As a future language arts teacher, I do a lot reading, and much of it is British literature. This trip is going to allow me to see the places where great works of literature were made immortal: where Arthur conquered the hearts of all, and where Keats created his powerful poetry. What better way is there to understand the context of British literature than to be immersed in what inspired it? I am so excited for my classes!

I am also excited for my free time! I will watch the changing of the guards, see some plays, walk into cathedrals, and even travel to Paris! There are so many fun things to do; I don’t know where I am going to start. Maybe this list will help!

However, I cannot help but to feel a bit overwhelmed. Though I am extremely excited for this opportunity, I do have some worries. The first is about my preparedness for classes. Many students, from other universities, that participate in this program are on semester schedules: they finished the term in May. This means that they have had much more study time. I, on the other hand, finished on Saturday of finals week, and I am also currently working Monday through Friday. This does not leave much time for my studies, and I have been dreaming about how much easier it would be to just take one class. But, I can’t imagine giving up either one!

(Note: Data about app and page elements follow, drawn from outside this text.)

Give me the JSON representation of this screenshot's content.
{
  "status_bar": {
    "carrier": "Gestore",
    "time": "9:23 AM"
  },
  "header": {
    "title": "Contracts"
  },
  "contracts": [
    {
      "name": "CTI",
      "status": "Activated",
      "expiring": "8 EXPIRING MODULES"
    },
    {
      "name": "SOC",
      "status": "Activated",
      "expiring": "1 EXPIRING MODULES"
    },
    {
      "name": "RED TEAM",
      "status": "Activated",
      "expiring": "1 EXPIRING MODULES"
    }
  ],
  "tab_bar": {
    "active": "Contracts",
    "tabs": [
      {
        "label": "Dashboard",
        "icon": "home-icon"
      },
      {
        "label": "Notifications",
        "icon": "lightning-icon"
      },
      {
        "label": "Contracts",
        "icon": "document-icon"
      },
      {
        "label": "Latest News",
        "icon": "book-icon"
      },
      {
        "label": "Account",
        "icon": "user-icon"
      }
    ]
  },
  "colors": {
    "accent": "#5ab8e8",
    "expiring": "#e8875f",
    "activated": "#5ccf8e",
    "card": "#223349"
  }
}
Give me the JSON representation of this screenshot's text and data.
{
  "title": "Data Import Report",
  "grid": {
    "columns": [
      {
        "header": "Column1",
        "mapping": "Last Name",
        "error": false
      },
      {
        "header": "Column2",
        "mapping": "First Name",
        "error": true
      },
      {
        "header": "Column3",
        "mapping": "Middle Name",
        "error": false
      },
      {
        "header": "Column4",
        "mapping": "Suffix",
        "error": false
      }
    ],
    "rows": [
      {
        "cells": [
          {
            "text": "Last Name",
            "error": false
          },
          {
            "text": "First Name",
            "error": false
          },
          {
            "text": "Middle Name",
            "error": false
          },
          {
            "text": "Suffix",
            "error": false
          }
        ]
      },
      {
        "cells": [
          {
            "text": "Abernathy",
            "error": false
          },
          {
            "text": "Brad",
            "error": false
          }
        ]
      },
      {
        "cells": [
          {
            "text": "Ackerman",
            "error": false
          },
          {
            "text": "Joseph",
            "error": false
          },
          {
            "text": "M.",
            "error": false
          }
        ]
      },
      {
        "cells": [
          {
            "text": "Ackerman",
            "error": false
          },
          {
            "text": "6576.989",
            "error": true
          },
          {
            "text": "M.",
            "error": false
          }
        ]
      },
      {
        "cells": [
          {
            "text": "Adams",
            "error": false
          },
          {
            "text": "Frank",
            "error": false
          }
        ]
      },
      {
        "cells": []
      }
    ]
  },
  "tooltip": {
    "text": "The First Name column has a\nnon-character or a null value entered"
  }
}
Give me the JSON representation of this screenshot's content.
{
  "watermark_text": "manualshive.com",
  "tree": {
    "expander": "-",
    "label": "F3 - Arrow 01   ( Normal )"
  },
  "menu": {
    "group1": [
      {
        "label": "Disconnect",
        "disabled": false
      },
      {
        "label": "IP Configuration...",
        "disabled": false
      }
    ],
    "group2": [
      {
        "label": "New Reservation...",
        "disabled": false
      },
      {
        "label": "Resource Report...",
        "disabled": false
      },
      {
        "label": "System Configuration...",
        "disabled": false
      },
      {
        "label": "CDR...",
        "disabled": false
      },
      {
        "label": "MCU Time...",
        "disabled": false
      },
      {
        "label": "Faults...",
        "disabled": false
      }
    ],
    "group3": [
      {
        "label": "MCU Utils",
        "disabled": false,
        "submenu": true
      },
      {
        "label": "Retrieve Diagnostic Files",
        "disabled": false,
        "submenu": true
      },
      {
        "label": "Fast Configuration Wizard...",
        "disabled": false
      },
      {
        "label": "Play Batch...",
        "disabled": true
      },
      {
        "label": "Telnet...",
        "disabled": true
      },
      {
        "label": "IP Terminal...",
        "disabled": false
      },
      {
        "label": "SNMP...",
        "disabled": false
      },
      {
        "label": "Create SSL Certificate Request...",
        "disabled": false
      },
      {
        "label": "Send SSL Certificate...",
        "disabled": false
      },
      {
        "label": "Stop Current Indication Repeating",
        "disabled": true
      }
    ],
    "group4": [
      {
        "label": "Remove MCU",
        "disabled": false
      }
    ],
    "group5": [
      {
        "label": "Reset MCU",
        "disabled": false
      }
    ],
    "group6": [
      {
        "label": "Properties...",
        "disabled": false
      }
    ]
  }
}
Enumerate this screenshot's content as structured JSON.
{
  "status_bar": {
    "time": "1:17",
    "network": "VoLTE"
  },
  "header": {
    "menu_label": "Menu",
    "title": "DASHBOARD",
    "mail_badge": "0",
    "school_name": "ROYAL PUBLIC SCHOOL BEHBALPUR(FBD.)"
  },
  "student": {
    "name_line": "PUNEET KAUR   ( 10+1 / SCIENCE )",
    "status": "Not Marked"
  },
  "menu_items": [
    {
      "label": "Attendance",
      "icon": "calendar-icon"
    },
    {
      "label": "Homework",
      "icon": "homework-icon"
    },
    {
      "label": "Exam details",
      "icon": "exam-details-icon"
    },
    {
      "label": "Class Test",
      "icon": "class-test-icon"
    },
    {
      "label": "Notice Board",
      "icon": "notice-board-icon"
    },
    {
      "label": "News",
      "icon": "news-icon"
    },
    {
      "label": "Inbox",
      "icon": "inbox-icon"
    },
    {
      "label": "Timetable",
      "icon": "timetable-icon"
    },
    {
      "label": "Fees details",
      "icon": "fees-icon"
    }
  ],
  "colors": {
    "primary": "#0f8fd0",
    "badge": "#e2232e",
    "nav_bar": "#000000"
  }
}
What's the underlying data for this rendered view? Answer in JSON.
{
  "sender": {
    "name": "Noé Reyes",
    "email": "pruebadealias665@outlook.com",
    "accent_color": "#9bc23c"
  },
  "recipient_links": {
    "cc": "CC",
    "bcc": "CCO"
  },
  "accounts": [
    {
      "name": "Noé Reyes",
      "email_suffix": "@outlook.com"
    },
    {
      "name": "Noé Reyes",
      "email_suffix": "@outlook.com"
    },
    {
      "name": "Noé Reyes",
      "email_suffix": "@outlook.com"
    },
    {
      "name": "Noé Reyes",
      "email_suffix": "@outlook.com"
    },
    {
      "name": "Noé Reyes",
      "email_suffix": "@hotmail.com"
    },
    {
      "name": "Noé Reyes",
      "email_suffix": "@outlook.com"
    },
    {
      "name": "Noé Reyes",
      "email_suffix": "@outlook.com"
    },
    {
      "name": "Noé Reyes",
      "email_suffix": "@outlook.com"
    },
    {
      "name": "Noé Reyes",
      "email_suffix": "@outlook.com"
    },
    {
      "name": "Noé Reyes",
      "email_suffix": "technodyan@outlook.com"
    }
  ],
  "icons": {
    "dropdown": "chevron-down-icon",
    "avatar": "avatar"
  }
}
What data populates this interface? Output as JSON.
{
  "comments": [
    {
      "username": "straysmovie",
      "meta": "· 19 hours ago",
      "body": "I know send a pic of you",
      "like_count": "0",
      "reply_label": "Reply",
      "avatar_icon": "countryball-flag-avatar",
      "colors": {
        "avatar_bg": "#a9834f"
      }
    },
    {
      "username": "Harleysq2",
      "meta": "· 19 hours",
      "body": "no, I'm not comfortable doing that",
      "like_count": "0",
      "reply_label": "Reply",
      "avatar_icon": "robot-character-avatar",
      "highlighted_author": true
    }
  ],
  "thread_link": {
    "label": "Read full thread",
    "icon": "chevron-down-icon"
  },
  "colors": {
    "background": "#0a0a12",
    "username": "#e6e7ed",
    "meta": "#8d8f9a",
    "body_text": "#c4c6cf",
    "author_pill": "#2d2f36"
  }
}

I am also a bit worried about my outgoing personality. It is recommended, when trying to blend in, that one is not upfront, or loud, or touchy. The problem is that this is who I am; I love meeting new people, I am a blabbermouth, and I always offer a handshake or pat on the shoulder.

But, it is perfectly normal to be worried about such things. I accept that I am worried, and I will use it to power through. Tea for me, please!

In the word’s of the great Samuel Johnson (the best procrastinator literature has ever been blessed with): “there is in London all that life can afford.”


Catching up!

Apologies to having been here so long and not being able to post! My name wasn’t added to the system and when it was tried it took awhile before it would work. As well to add to the difficulties, the internet on this campus is rather shoddy and is not always dependable for heavy sites like blogs, facebook, skype, etc.

I arrived here in London, England on the 9th of September. To sum things up quickly, I have never felt so at home, yet entirely different in my entire life. The first week was exhilirating, the University of Roehampton had us doing activities for the first two weeks from the first day on arrival. I will make more posts about each indiviual trip and experiences but wanted to make this inital post.


Leaving London is so bitter sweet for me. On one hand I’m devastated to be leaving such a beautiful country, but I’m really excited to go home and see my family and friends! I also have to admit I’m looking forward to getting back to work! I’ve felt like such a lazy bum not working for so long! In a perfect world everyone I loved would just move to England. However, that’s not really reasonable. So it’s cheers to England for now, but i know I’ll be coming back.